The best observation in the Total Politics profile is made by Rob Wilson MP. He suggests it is hard to place Huhne as a left-winger or an "Orange Booker". I agree – to judge the cover of the weighty tome that is Chris Huhne would be a mistake for anyone. You'd probably get it wrong.

Photo: Getty
Show Hide image

Who will win the Copeland by-election?

Labour face a tricky task in holding onto the seat. 

What’s the Copeland by-election about? That’s the question that will decide who wins it.

The Conservatives want it to be about the nuclear industry, which is the seat’s biggest employer, and Jeremy Corbyn’s long history of opposition to nuclear power.

Labour want it to be about the difficulties of the NHS in Cumbria in general and the future of West Cumberland Hospital in particular.

Who’s winning? Neither party is confident of victory but both sides think it will be close. That Theresa May has visited is a sign of the confidence in Conservative headquarters that, win or lose, Labour will not increase its majority from the six-point lead it held over the Conservatives in May 2015. (It’s always more instructive to talk about vote share rather than raw numbers, in by-elections in particular.)

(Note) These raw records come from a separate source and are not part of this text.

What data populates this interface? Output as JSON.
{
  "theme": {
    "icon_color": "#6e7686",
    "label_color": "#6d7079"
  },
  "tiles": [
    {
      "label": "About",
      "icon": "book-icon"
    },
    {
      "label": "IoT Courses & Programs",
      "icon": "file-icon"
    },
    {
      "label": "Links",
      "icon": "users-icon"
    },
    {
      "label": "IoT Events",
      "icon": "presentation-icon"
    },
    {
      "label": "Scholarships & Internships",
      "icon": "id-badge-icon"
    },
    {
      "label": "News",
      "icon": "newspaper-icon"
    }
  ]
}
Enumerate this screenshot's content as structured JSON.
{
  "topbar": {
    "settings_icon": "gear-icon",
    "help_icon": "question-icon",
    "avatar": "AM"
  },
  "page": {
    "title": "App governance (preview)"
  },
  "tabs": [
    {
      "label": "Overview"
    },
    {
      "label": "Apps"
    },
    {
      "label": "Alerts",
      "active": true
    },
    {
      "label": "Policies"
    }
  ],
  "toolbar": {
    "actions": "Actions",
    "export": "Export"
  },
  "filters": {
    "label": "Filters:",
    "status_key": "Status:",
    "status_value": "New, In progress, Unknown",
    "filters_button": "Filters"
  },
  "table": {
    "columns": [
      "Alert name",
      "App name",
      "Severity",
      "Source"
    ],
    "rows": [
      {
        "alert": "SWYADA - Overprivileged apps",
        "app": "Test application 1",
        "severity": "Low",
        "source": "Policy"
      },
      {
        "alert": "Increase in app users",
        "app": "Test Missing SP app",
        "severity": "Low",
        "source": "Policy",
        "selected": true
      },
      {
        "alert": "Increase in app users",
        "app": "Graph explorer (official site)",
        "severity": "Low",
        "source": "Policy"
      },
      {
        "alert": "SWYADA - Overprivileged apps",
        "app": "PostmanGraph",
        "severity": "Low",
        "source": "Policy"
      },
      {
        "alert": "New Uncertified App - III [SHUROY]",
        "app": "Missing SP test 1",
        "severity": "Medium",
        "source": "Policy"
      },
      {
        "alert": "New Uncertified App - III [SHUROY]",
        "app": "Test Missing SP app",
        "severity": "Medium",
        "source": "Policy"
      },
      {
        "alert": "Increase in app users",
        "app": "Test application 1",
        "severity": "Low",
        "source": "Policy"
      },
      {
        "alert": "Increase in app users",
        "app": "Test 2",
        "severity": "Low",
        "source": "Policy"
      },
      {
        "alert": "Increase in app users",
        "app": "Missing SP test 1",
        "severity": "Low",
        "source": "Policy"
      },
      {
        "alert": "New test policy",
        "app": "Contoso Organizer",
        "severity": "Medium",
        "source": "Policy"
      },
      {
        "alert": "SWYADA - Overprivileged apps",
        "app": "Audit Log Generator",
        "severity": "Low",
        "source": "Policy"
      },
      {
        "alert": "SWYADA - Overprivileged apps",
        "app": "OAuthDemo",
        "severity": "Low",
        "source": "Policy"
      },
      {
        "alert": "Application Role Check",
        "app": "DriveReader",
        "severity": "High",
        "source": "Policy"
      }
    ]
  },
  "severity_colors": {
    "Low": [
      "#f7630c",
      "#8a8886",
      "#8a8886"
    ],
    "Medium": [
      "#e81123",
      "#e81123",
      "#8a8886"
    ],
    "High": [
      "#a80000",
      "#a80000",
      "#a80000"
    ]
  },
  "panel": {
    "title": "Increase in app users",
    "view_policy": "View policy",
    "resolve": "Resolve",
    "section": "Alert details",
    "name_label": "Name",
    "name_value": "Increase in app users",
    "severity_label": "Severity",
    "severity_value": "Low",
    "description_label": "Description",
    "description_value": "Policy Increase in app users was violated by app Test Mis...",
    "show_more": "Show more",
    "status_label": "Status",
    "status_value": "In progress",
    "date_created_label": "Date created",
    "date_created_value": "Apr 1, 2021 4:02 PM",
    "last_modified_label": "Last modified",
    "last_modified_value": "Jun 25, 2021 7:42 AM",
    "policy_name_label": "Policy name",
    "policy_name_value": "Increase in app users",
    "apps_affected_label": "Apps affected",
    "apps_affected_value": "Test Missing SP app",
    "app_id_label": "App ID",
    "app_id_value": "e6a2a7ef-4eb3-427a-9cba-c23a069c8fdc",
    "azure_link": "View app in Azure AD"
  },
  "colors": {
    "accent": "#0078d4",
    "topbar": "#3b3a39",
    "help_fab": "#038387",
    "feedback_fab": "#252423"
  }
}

But her visit may have been counterproductive. Yes, she is the most popular politician in Britain according to all the polls, but in visiting she has added fuel to the fire of Labour’s message that the Conservatives are keeping an anxious eye on the outcome.

Labour strategists feared that “the oxygen” would come out of the campaign if May used her visit to offer a guarantee about West Cumberland Hospital. Instead, she refused to answer, merely hyping up the issue further.

The party is nervous that opposition to Corbyn is going to supress turnout among their voters, but on the Conservative side, there is considerable irritation that May’s visit has made their task harder, too.

Voters know the difference between a by-election and a general election and my hunch is that people will get they can have a free hit on the health question without risking the future of the nuclear factory. That Corbyn has U-Turned on nuclear power only helps.

I said last week that if I knew what the local paper would look like between now and then I would be able to call the outcome. Today the West Cumbria News & Star leads with Downing Street’s refusal to answer questions about West Cumberland Hospital. All the signs favour Labour. 

Stephen Bush is special correspondent at the New Statesman. His daily briefing, Morning Call, provides a quick and essential guide to British politics.